The art museum at Pepperdine University looks like a modern medieval carnival, both delightful and haunted. Kids are sure to love it. Cutouts of life-size angels hover near the high ceiling. Lower, serried ranks of framed pictures resemble illuminated manuscript pages. In mid-gallery stands a colorful wood tableau of the Mad Hatter's tea party.
Wait a minute. "Alice in Wonderland" isn't medieval. That's right, and neither is the guy who made all this, DeLoss McGraw. A longtime, scantly noticed Southland artist in his mid-50s, he's finally accorded appropriate exposure in a 80-work traveling survey put together for the Scottsdale Center for the Arts by its curator Debra L. Hopkins.
"DeLoss McGraw: As a Poem, So Is a Picture" is an installation-cum-exhibition by an artist particularly devoted to literature. The subtitle, derived from the Roman poet Horace, recalls an ancient equation between pictures and verse.

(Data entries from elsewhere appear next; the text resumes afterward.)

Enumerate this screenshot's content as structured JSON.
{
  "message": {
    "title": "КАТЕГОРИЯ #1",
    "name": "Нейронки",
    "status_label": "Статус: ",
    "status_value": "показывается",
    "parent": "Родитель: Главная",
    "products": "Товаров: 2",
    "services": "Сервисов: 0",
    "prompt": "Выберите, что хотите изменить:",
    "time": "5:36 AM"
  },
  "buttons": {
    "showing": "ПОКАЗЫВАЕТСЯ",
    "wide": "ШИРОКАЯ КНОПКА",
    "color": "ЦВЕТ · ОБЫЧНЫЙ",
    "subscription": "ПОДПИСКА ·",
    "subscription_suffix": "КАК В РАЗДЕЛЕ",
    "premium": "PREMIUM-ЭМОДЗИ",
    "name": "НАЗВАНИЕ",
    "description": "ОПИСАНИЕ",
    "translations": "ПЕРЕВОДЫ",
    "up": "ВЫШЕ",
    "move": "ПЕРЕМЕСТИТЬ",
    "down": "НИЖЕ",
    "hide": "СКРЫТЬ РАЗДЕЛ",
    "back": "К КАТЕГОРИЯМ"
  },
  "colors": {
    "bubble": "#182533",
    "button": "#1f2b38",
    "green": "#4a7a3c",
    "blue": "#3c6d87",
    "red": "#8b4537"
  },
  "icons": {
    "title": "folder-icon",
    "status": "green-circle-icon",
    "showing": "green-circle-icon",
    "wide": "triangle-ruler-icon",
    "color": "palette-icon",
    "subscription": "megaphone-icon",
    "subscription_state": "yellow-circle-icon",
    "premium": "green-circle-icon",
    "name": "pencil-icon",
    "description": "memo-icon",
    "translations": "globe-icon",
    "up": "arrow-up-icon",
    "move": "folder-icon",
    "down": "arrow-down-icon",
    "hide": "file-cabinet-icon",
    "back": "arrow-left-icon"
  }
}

McGraw's work is inspired by writing, but he's not an illustrator.
The "Alice" tableau, for instance, bears no resemblance to John Tenniel's classic drawings. If it looks like anything else, it might be one of David Hockney's opera sets. McGraw is particularly inventive with characters seated around the table, such as Alice, the March Hare, the Dormouse and the Cheshire Cat. Figures fuse with chairs. Alice's head forms the back of one. In others, arms represent both chair and person with hands added. The device wonderfully evokes the unstable reality of Carroll's world. The whole piece tickles a wish to see more such inventive sculpture by this artist mainly known for works on paper.
McGraw is one of those chaps who achieves distinction by Osterizing such a variety of sources that he winds up looking like himself. Whiffs of Giotto, Chagall, Klee and Richard Lindner blend with a generic look of children's art, producing a new scent. The artist's pictorial naivete might be too coy if it weren't contradicted by a sophisticated sense of color and juicy handling.
Similarly, McGraw's visual suites are drawn from literary sources as wildly mismatched as William Blake, Mary Shelley, Gabriel Garcia Marquez, John Steinbeck and Woody Guthrie. That's rather formidable company when you consider that Blake was his own artist and everybody else's prose is very visual. How does McGraw deal with that?
Easy. On evidence, the artist practices what Salvador Dali called "paranoid criticism"--that is, he personalizes his sources to match his own experience. Guthrie and McGraw, for example, share the hometown of Okemah, Okla. Steinbeck's masterpiece "The Grapes of Wrath" is, of course, about Oklahomans migrating to California. McGraw did likewise, studying at local schools and teaching at UC San Diego until he quit to make art full time in 1983.
The result of McGraw's Steinbeck-Guthrie musings is a suite called "Rambling Shoe" and a limited-edition book, "Hard Traveling." They blend the literary sources with the artist's own life and memories of his granddad in hard times, resulting in such images as "The Mocking of the Okie--After Giotto."
McGraw collaborates with contemporary poets. He and Pulitzer Prize winner W.D. Snodgrass have a long friendship that has brought forth such works as "The Death of Cock Robin." Poet and artist share a fey surface with dark undertones, so there are nice cross-disciplinary harmonics.
At UC San Diego, McGraw hooked up with writer and English professor Bart Thurber on a fizzled project to turn "Frankenstein" into an opera. One resulting image depicts Shelley as an angel holding Blake's face in her hands. He looks startled if not scared. The title is odd--"Mary Touches William Blake Without Sensuality."
McGraw's admiration for Blake produced a tour de force wall-size picture that seems related. The gold-ground composition shows a flying angel placed ambiguously between a delicate maiden and a strapping red-headed boar (pun surely intended). The title, "Interruption," seems to explain the action. It also acts as a reminder that McGraw's art rarely expresses passion. Exceptions go unconsummated.
At the same time, virtually every work is about confrontation. Figures of adults and children, angels and monsters, clowns and saints face one another, rarely touching, as if frozen. McGraw's people are weightless and without substance. An art that clings to childhood purity bespeaks something missed and is poignant.
An exhibition about the love of literature deserves a well-written catalog. This one is smart, affectionate, funny and devoid of artspeak. It includes contributions by the curator, McGraw's collaborators, America's poet laureate Robert Pinsky and writer Garrett White, as well as critics Robert L. Pincus of the San Diego Union-Tribune and Leah Ollman, who writes art reviews for The Times.
* Frederick R. Weisman Museum, Pepperdine University, 24255 Pacific Coast Highway; through Oct. 4, closed Mondays. (310) 456-4851.